**Task description**: Copy out the listing beneath, missing nothing.

**Source information**:
· · · · · · ·

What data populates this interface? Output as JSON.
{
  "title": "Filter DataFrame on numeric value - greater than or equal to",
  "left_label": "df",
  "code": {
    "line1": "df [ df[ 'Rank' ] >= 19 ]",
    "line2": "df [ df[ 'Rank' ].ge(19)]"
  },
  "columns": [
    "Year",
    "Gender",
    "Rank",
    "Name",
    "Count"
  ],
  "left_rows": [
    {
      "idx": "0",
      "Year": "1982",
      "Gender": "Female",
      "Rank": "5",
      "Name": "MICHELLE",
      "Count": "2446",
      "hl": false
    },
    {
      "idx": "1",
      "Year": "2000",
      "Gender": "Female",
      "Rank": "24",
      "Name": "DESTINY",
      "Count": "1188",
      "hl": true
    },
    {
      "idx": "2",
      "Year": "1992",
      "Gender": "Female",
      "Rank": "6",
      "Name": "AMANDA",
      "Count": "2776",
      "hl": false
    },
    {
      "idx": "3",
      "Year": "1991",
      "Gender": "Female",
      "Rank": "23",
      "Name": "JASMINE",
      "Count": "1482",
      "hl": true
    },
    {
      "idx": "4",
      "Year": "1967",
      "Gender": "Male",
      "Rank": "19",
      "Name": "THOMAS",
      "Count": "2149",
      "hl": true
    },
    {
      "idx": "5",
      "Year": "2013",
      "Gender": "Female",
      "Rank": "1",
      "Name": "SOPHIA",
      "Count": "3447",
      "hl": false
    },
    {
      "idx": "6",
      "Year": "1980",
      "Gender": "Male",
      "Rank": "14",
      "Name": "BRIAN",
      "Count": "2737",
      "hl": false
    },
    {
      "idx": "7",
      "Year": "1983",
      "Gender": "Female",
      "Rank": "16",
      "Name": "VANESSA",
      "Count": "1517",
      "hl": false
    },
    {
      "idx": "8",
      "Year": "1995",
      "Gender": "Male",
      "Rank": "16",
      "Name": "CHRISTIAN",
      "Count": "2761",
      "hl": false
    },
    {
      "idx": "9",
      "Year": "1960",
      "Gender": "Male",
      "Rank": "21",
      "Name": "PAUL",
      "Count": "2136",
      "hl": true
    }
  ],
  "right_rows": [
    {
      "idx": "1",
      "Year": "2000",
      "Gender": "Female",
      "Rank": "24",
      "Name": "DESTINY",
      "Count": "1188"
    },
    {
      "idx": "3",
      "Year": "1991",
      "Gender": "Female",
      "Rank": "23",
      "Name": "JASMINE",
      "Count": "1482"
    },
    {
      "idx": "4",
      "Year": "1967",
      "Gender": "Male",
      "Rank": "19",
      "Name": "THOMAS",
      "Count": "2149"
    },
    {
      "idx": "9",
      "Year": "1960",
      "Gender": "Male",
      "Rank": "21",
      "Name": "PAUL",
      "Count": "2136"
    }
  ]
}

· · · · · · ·

**Exercise answer**:
What data populates this interface? Output as JSON.
{
  "title": "Filter DataFrame on numeric value - greater than or equal to",
  "left_label": "df",
  "code": {
    "line1": "df [ df[ 'Rank' ] >= 19 ]",
    "line2": "df [ df[ 'Rank' ].ge(19)]"
  },
  "columns": [
    "Year",
    "Gender",
    "Rank",
    "Name",
    "Count"
  ],
  "left_rows": [
    {
      "idx": "0",
      "Year": "1982",
      "Gender": "Female",
      "Rank": "5",
      "Name": "MICHELLE",
      "Count": "2446",
      "hl": false
    },
    {
      "idx": "1",
      "Year": "2000",
      "Gender": "Female",
      "Rank": "24",
      "Name": "DESTINY",
      "Count": "1188",
      "hl": true
    },
    {
      "idx": "2",
      "Year": "1992",
      "Gender": "Female",
      "Rank": "6",
      "Name": "AMANDA",
      "Count": "2776",
      "hl": false
    },
    {
      "idx": "3",
      "Year": "1991",
      "Gender": "Female",
      "Rank": "23",
      "Name": "JASMINE",
      "Count": "1482",
      "hl": true
    },
    {
      "idx": "4",
      "Year": "1967",
      "Gender": "Male",
      "Rank": "19",
      "Name": "THOMAS",
      "Count": "2149",
      "hl": true
    },
    {
      "idx": "5",
      "Year": "2013",
      "Gender": "Female",
      "Rank": "1",
      "Name": "SOPHIA",
      "Count": "3447",
      "hl": false
    },
    {
      "idx": "6",
      "Year": "1980",
      "Gender": "Male",
      "Rank": "14",
      "Name": "BRIAN",
      "Count": "2737",
      "hl": false
    },
    {
      "idx": "7",
      "Year": "1983",
      "Gender": "Female",
      "Rank": "16",
      "Name": "VANESSA",
      "Count": "1517",
      "hl": false
    },
    {
      "idx": "8",
      "Year": "1995",
      "Gender": "Male",
      "Rank": "16",
      "Name": "CHRISTIAN",
      "Count": "2761",
      "hl": false
    },
    {
      "idx": "9",
      "Year": "1960",
      "Gender": "Male",
      "Rank": "21",
      "Name": "PAUL",
      "Count": "2136",
      "hl": true
    }
  ],
  "right_rows": [
    {
      "idx": "1",
      "Year": "2000",
      "Gender": "Female",
      "Rank": "24",
      "Name": "DESTINY",
      "Count": "1188"
    },
    {
      "idx": "3",
      "Year": "1991",
      "Gender": "Female",
      "Rank": "23",
      "Name": "JASMINE",
      "Count": "1482"
    },
    {
      "idx": "4",
      "Year": "1967",
      "Gender": "Male",
      "Rank": "19",
      "Name": "THOMAS",
      "Count": "2149"
    },
    {
      "idx": "9",
      "Year": "1960",
      "Gender": "Male",
      "Rank": "21",
      "Name": "PAUL",
      "Count": "2136"
    }
  ]
}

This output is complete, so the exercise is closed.